◆ **Work required**
Return the entries in their entirety, precisely as given.

▼▼▼

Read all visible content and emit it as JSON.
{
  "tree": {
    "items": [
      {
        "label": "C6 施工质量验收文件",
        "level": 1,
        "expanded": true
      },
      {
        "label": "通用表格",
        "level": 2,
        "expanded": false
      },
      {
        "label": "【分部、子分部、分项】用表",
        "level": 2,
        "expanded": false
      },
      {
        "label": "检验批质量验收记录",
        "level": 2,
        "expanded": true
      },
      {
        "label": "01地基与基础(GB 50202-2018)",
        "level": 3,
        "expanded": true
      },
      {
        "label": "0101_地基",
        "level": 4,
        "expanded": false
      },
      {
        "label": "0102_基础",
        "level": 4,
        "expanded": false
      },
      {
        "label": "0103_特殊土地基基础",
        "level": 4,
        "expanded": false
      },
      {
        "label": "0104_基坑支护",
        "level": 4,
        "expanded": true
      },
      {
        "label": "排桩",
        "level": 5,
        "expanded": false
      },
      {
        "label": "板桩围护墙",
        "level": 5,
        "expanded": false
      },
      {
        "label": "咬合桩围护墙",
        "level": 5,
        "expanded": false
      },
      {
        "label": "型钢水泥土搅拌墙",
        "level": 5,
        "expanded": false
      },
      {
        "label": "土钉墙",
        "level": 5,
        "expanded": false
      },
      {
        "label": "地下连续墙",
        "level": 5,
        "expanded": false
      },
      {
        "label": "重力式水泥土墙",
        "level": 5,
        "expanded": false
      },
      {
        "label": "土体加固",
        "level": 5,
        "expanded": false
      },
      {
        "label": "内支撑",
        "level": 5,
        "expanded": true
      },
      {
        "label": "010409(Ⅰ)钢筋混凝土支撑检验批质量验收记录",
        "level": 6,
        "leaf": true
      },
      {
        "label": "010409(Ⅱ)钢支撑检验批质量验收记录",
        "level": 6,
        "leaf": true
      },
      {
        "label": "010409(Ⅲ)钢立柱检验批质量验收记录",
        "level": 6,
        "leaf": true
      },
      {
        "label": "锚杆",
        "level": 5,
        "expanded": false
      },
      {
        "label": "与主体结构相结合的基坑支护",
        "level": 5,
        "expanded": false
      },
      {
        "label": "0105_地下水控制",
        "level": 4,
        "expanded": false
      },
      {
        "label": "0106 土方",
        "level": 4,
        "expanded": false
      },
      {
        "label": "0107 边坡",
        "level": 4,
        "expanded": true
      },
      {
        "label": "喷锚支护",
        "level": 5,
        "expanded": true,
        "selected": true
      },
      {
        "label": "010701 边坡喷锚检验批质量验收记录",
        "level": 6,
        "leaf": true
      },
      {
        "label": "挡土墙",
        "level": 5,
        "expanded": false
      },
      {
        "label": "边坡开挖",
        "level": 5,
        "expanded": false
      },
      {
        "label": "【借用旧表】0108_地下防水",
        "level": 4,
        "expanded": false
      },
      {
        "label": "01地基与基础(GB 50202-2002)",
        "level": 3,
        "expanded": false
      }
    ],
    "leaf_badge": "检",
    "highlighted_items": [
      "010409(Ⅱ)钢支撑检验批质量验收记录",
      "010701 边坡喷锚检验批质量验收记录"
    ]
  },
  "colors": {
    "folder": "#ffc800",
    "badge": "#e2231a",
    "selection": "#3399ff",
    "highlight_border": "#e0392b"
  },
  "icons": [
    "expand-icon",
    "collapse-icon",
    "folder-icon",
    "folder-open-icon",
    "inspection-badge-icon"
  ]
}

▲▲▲

◆ **Response to the exercise**
Read all visible content and emit it as JSON.
{
  "tree": {
    "items": [
      {
        "label": "C6 施工质量验收文件",
        "level": 1,
        "expanded": true
      },
      {
        "label": "通用表格",
        "level": 2,
        "expanded": false
      },
      {
        "label": "【分部、子分部、分项】用表",
        "level": 2,
        "expanded": false
      },
      {
        "label": "检验批质量验收记录",
        "level": 2,
        "expanded": true
      },
      {
        "label": "01地基与基础(GB 50202-2018)",
        "level": 3,
        "expanded": true
      },
      {
        "label": "0101_地基",
        "level": 4,
        "expanded": false
      },
      {
        "label": "0102_基础",
        "level": 4,
        "expanded": false
      },
      {
        "label": "0103_特殊土地基基础",
        "level": 4,
        "expanded": false
      },
      {
        "label": "0104_基坑支护",
        "level": 4,
        "expanded": true
      },
      {
        "label": "排桩",
        "level": 5,
        "expanded": false
      },
      {
        "label": "板桩围护墙",
        "level": 5,
        "expanded": false
      },
      {
        "label": "咬合桩围护墙",
        "level": 5,
        "expanded": false
      },
      {
        "label": "型钢水泥土搅拌墙",
        "level": 5,
        "expanded": false
      },
      {
        "label": "土钉墙",
        "level": 5,
        "expanded": false
      },
      {
        "label": "地下连续墙",
        "level": 5,
        "expanded": false
      },
      {
        "label": "重力式水泥土墙",
        "level": 5,
        "expanded": false
      },
      {
        "label": "土体加固",
        "level": 5,
        "expanded": false
      },
      {
        "label": "内支撑",
        "level": 5,
        "expanded": true
      },
      {
        "label": "010409(Ⅰ)钢筋混凝土支撑检验批质量验收记录",
        "level": 6,
        "leaf": true
      },
      {
        "label": "010409(Ⅱ)钢支撑检验批质量验收记录",
        "level": 6,
        "leaf": true
      },
      {
        "label": "010409(Ⅲ)钢立柱检验批质量验收记录",
        "level": 6,
        "leaf": true
      },
      {
        "label": "锚杆",
        "level": 5,
        "expanded": false
      },
      {
        "label": "与主体结构相结合的基坑支护",
        "level": 5,
        "expanded": false
      },
      {
        "label": "0105_地下水控制",
        "level": 4,
        "expanded": false
      },
      {
        "label": "0106 土方",
        "level": 4,
        "expanded": false
      },
      {
        "label": "0107 边坡",
        "level": 4,
        "expanded": true
      },
      {
        "label": "喷锚支护",
        "level": 5,
        "expanded": true,
        "selected": true
      },
      {
        "label": "010701 边坡喷锚检验批质量验收记录",
        "level": 6,
        "leaf": true
      },
      {
        "label": "挡土墙",
        "level": 5,
        "expanded": false
      },
      {
        "label": "边坡开挖",
        "level": 5,
        "expanded": false
      },
      {
        "label": "【借用旧表】0108_地下防水",
        "level": 4,
        "expanded": false
      },
      {
        "label": "01地基与基础(GB 50202-2002)",
        "level": 3,
        "expanded": false
      }
    ],
    "leaf_badge": "检",
    "highlighted_items": [
      "010409(Ⅱ)钢支撑检验批质量验收记录",
      "010701 边坡喷锚检验批质量验收记录"
    ]
  },
  "colors": {
    "folder": "#ffc800",
    "badge": "#e2231a",
    "selection": "#3399ff",
    "highlight_border": "#e0392b"
  },
  "icons": [
    "expand-icon",
    "collapse-icon",
    "folder-icon",
    "folder-open-icon",
    "inspection-badge-icon"
  ]
}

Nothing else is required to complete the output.